**Exercise brief:** Single out the lines of the material that contain "true" and copy them.

**Dataset records:**
BEGIN

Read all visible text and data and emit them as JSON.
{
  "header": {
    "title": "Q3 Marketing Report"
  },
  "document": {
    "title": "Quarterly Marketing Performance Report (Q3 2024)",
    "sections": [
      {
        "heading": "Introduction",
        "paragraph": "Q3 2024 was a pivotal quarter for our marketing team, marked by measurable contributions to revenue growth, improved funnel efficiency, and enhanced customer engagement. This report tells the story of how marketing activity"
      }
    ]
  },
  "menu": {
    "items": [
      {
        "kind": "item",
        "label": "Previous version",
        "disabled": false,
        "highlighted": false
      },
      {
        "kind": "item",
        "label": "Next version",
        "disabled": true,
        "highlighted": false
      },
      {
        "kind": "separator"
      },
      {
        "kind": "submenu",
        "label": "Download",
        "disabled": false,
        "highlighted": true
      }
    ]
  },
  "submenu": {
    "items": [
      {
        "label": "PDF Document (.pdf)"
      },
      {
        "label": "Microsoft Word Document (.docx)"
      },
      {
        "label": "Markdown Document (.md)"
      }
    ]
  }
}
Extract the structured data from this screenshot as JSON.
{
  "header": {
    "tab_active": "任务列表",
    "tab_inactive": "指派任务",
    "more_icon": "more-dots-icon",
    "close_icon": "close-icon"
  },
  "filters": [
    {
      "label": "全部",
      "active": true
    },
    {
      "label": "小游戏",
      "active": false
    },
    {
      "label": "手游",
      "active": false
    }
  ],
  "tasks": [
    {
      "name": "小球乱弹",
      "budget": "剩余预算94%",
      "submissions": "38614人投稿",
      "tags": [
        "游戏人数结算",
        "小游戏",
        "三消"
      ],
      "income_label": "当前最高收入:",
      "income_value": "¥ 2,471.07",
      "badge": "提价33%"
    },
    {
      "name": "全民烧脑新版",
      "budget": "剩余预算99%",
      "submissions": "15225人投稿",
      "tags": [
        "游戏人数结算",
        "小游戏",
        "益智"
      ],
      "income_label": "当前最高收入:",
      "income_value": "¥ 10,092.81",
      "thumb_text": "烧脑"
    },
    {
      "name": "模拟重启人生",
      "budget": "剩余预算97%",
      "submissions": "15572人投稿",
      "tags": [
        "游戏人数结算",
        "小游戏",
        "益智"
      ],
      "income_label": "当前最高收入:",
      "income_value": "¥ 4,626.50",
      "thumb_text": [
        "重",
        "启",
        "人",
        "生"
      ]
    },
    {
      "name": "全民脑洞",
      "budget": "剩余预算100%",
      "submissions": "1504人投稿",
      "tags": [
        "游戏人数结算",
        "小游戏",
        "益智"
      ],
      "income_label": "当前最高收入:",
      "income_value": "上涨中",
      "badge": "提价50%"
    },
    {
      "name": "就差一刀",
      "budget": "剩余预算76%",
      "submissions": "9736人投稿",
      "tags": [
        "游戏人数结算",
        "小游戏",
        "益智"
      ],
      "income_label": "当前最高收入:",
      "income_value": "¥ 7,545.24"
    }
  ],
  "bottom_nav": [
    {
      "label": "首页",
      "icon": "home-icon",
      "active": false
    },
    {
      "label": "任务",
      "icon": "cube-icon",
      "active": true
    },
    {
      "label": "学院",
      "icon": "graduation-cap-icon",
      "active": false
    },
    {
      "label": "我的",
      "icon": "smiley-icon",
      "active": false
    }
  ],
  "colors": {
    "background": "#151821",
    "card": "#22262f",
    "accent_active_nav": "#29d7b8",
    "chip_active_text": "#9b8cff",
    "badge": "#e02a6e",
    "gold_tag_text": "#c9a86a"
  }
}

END

**Task output:**
        "disabled": true,
        "highlighted": true
      "active": true
      "active": true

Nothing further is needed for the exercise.